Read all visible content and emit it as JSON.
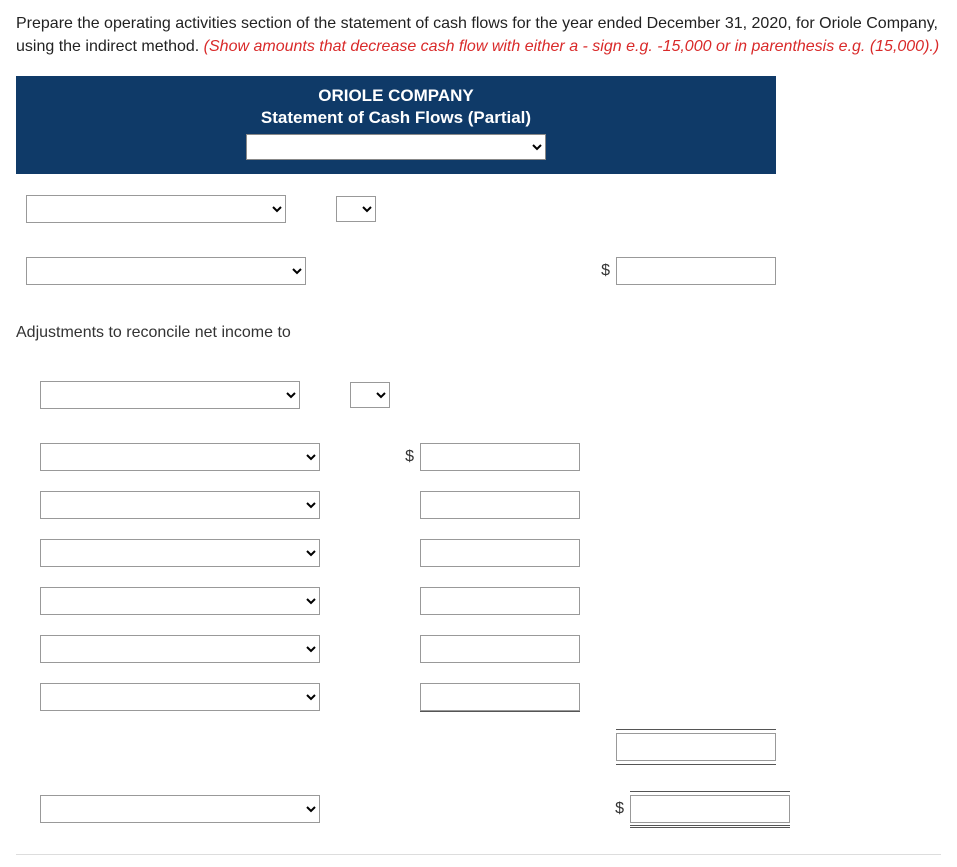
{
  "instructions": {
    "part1": "Prepare the operating activities section of the statement of cash flows for the year ended December 31, 2020, for Oriole Company, using the indirect method. ",
    "part2": "(Show amounts that decrease cash flow with either a - sign e.g. -15,000 or in parenthesis e.g. (15,000).)"
  },
  "banner": {
    "company": "ORIOLE COMPANY",
    "subtitle": "Statement of Cash Flows (Partial)",
    "period_value": ""
  },
  "section_label": "Adjustments to reconcile net income to",
  "currency": "$",
  "rows": {
    "r1": {
      "label": "",
      "suffix": ""
    },
    "r2": {
      "label": "",
      "amt2": ""
    },
    "r3": {
      "label": "",
      "suffix": ""
    },
    "r4": {
      "label": "",
      "amt1": ""
    },
    "r5": {
      "label": "",
      "amt1": ""
    },
    "r6": {
      "label": "",
      "amt1": ""
    },
    "r7": {
      "label": "",
      "amt1": ""
    },
    "r8": {
      "label": "",
      "amt1": ""
    },
    "r9": {
      "label": "",
      "amt1": ""
    },
    "subtotal": "",
    "r10": {
      "label": "",
      "amt2": ""
    }
  }
}
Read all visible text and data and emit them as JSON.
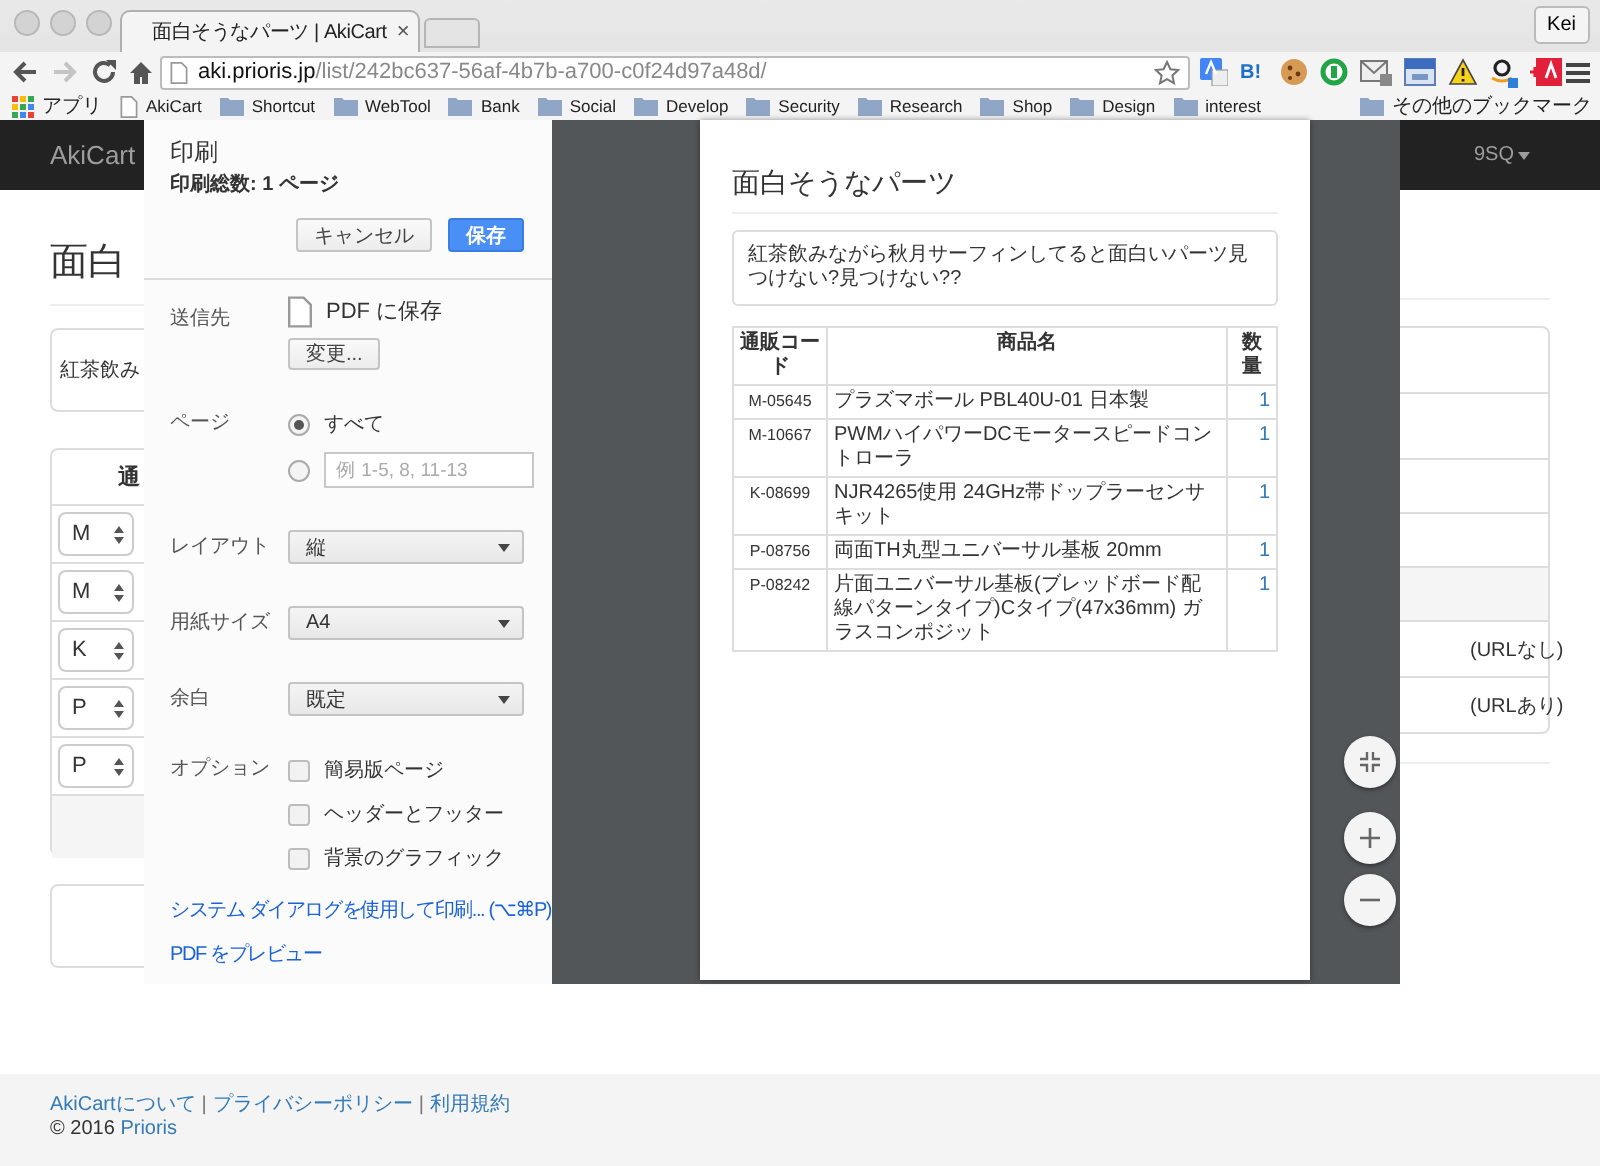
{
  "browser": {
    "tab": {
      "title": "面白そうなパーツ | AkiCart",
      "close": "×"
    },
    "profile": "Kei",
    "forward_disabled": true,
    "address": {
      "host": "aki.prioris.jp",
      "path": "/list/242bc637-56af-4b7b-a700-c0f24d97a48d/"
    },
    "extensions": [
      {
        "kind": "translate"
      },
      {
        "kind": "hatena",
        "label": "B!"
      },
      {
        "kind": "cookie"
      },
      {
        "kind": "ring"
      },
      {
        "kind": "mail"
      },
      {
        "kind": "calendar"
      },
      {
        "kind": "warning"
      },
      {
        "kind": "smile"
      },
      {
        "kind": "redtag"
      }
    ],
    "bookmarks": [
      {
        "kind": "apps",
        "label": "アプリ"
      },
      {
        "kind": "page",
        "label": "AkiCart"
      },
      {
        "kind": "folder",
        "label": "Shortcut"
      },
      {
        "kind": "folder",
        "label": "WebTool"
      },
      {
        "kind": "folder",
        "label": "Bank"
      },
      {
        "kind": "folder",
        "label": "Social"
      },
      {
        "kind": "folder",
        "label": "Develop"
      },
      {
        "kind": "folder",
        "label": "Security"
      },
      {
        "kind": "folder",
        "label": "Research"
      },
      {
        "kind": "folder",
        "label": "Shop"
      },
      {
        "kind": "folder",
        "label": "Design"
      },
      {
        "kind": "folder",
        "label": "interest"
      }
    ],
    "other_bookmarks": "その他のブックマーク"
  },
  "page": {
    "brand": "AkiCart",
    "user_menu": "9SQ",
    "title": "面白",
    "description": "紅茶飲み",
    "table_header": "通",
    "codes": [
      "M",
      "M",
      "K",
      "P",
      "P"
    ],
    "notes": [
      "(URLなし)",
      "(URLあり)"
    ],
    "footer": {
      "items": [
        {
          "kind": "link",
          "text": "AkiCartについて"
        },
        {
          "kind": "separator",
          "text": "|"
        },
        {
          "kind": "link",
          "text": "プライバシーポリシー"
        },
        {
          "kind": "separator",
          "text": "|"
        },
        {
          "kind": "link",
          "text": "利用規約"
        }
      ],
      "copyright": "© 2016",
      "company": "Prioris"
    }
  },
  "print": {
    "title": "印刷",
    "total": "印刷総数: 1 ページ",
    "buttons": [
      {
        "label": "キャンセル",
        "primary": false
      },
      {
        "label": "保存",
        "primary": true
      }
    ],
    "destination": {
      "label": "送信先",
      "value": "PDF に保存",
      "change": "変更..."
    },
    "pages": {
      "label": "ページ",
      "options": [
        {
          "label": "すべて",
          "selected": true
        },
        {
          "placeholder": "例 1-5, 8, 11-13",
          "selected": false
        }
      ]
    },
    "selects": [
      {
        "label": "レイアウト",
        "value": "縦"
      },
      {
        "label": "用紙サイズ",
        "value": "A4"
      },
      {
        "label": "余白",
        "value": "既定"
      }
    ],
    "options": {
      "label": "オプション",
      "items": [
        {
          "label": "簡易版ページ",
          "checked": false
        },
        {
          "label": "ヘッダーとフッター",
          "checked": false
        },
        {
          "label": "背景のグラフィック",
          "checked": false
        }
      ]
    },
    "links": [
      "システム ダイアログを使用して印刷... (⌥⌘P)",
      "PDF をプレビュー"
    ]
  },
  "preview": {
    "title": "面白そうなパーツ",
    "description": "紅茶飲みながら秋月サーフィンしてると面白いパーツ見つけない?見つけない??",
    "columns": [
      "通販コード",
      "商品名",
      "数量"
    ],
    "rows": [
      {
        "code": "M-05645",
        "name": "プラズマボール PBL40U-01 日本製",
        "qty": "1"
      },
      {
        "code": "M-10667",
        "name": "PWMハイパワーDCモータースピードコントローラ",
        "qty": "1"
      },
      {
        "code": "K-08699",
        "name": "NJR4265使用 24GHz帯ドップラーセンサキット",
        "qty": "1"
      },
      {
        "code": "P-08756",
        "name": "両面TH丸型ユニバーサル基板 20mm",
        "qty": "1"
      },
      {
        "code": "P-08242",
        "name": "片面ユニバーサル基板(ブレッドボード配線パターンタイプ)Cタイプ(47x36mm) ガラスコンポジット",
        "qty": "1"
      }
    ]
  }
}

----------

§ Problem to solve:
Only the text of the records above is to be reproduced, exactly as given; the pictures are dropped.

§ Answer to this exercise:
Read all visible content and emit it as JSON.
{
  "instructions": {
    "part1": "Prepare the operating activities section of the statement of cash flows for the year ended December 31, 2020, for Oriole Company, using the indirect method. ",
    "part2": "(Show amounts that decrease cash flow with either a - sign e.g. -15,000 or in parenthesis e.g. (15,000).)"
  },
  "banner": {
    "company": "ORIOLE COMPANY",
    "subtitle": "Statement of Cash Flows (Partial)",
    "period_value": ""
  },
  "section_label": "Adjustments to reconcile net income to",
  "currency": "$",
  "rows": {
    "r1": {
      "label": "",
      "suffix": ""
    },
    "r2": {
      "label": "",
      "amt2": ""
    },
    "r3": {
      "label": "",
      "suffix": ""
    },
    "r4": {
      "label": "",
      "amt1": ""
    },
    "r5": {
      "label": "",
      "amt1": ""
    },
    "r6": {
      "label": "",
      "amt1": ""
    },
    "r7": {
      "label": "",
      "amt1": ""
    },
    "r8": {
      "label": "",
      "amt1": ""
    },
    "r9": {
      "label": "",
      "amt1": ""
    },
    "subtotal": "",
    "r10": {
      "label": "",
      "amt2": ""
    }
  }
}
Read all visible text and data and emit them as JSON.
{
  "browser": {
    "tab": {
      "title": "面白そうなパーツ | AkiCart",
      "close": "×"
    },
    "profile": "Kei",
    "forward_disabled": true,
    "address": {
      "host": "aki.prioris.jp",
      "path": "/list/242bc637-56af-4b7b-a700-c0f24d97a48d/"
    },
    "extensions": [
      {
        "kind": "translate"
      },
      {
        "kind": "hatena",
        "label": "B!"
      },
      {
        "kind": "cookie"
      },
      {
        "kind": "ring"
      },
      {
        "kind": "mail"
      },
      {
        "kind": "calendar"
      },
      {
        "kind": "warning"
      },
      {
        "kind": "smile"
      },
      {
        "kind": "redtag"
      }
    ],
    "bookmarks": [
      {
        "kind": "apps",
        "label": "アプリ"
      },
      {
        "kind": "page",
        "label": "AkiCart"
      },
      {
        "kind": "folder",
        "label": "Shortcut"
      },
      {
        "kind": "folder",
        "label": "WebTool"
      },
      {
        "kind": "folder",
        "label": "Bank"
      },
      {
        "kind": "folder",
        "label": "Social"
      },
      {
        "kind": "folder",
        "label": "Develop"
      },
      {
        "kind": "folder",
        "label": "Security"
      },
      {
        "kind": "folder",
        "label": "Research"
      },
      {
        "kind": "folder",
        "label": "Shop"
      },
      {
        "kind": "folder",
        "label": "Design"
      },
      {
        "kind": "folder",
        "label": "interest"
      }
    ],
    "other_bookmarks": "その他のブックマーク"
  },
  "page": {
    "brand": "AkiCart",
    "user_menu": "9SQ",
    "title": "面白",
    "description": "紅茶飲み",
    "table_header": "通",
    "codes": [
      "M",
      "M",
      "K",
      "P",
      "P"
    ],
    "notes": [
      "(URLなし)",
      "(URLあり)"
    ],
    "footer": {
      "items": [
        {
          "kind": "link",
          "text": "AkiCartについて"
        },
        {
          "kind": "separator",
          "text": "|"
        },
        {
          "kind": "link",
          "text": "プライバシーポリシー"
        },
        {
          "kind": "separator",
          "text": "|"
        },
        {
          "kind": "link",
          "text": "利用規約"
        }
      ],
      "copyright": "© 2016",
      "company": "Prioris"
    }
  },
  "print": {
    "title": "印刷",
    "total": "印刷総数: 1 ページ",
    "buttons": [
      {
        "label": "キャンセル",
        "primary": false
      },
      {
        "label": "保存",
        "primary": true
      }
    ],
    "destination": {
      "label": "送信先",
      "value": "PDF に保存",
      "change": "変更..."
    },
    "pages": {
      "label": "ページ",
      "options": [
        {
          "label": "すべて",
          "selected": true
        },
        {
          "placeholder": "例 1-5, 8, 11-13",
          "selected": false
        }
      ]
    },
    "selects": [
      {
        "label": "レイアウト",
        "value": "縦"
      },
      {
        "label": "用紙サイズ",
        "value": "A4"
      },
      {
        "label": "余白",
        "value": "既定"
      }
    ],
    "options": {
      "label": "オプション",
      "items": [
        {
          "label": "簡易版ページ",
          "checked": false
        },
        {
          "label": "ヘッダーとフッター",
          "checked": false
        },
        {
          "label": "背景のグラフィック",
          "checked": false
        }
      ]
    },
    "links": [
      "システム ダイアログを使用して印刷... (⌥⌘P)",
      "PDF をプレビュー"
    ]
  },
  "preview": {
    "title": "面白そうなパーツ",
    "description": "紅茶飲みながら秋月サーフィンしてると面白いパーツ見つけない?見つけない??",
    "columns": [
      "通販コード",
      "商品名",
      "数量"
    ],
    "rows": [
      {
        "code": "M-05645",
        "name": "プラズマボール PBL40U-01 日本製",
        "qty": "1"
      },
      {
        "code": "M-10667",
        "name": "PWMハイパワーDCモータースピードコントローラ",
        "qty": "1"
      },
      {
        "code": "K-08699",
        "name": "NJR4265使用 24GHz帯ドップラーセンサキット",
        "qty": "1"
      },
      {
        "code": "P-08756",
        "name": "両面TH丸型ユニバーサル基板 20mm",
        "qty": "1"
      },
      {
        "code": "P-08242",
        "name": "片面ユニバーサル基板(ブレッドボード配線パターンタイプ)Cタイプ(47x36mm) ガラスコンポジット",
        "qty": "1"
      }
    ]
  }
}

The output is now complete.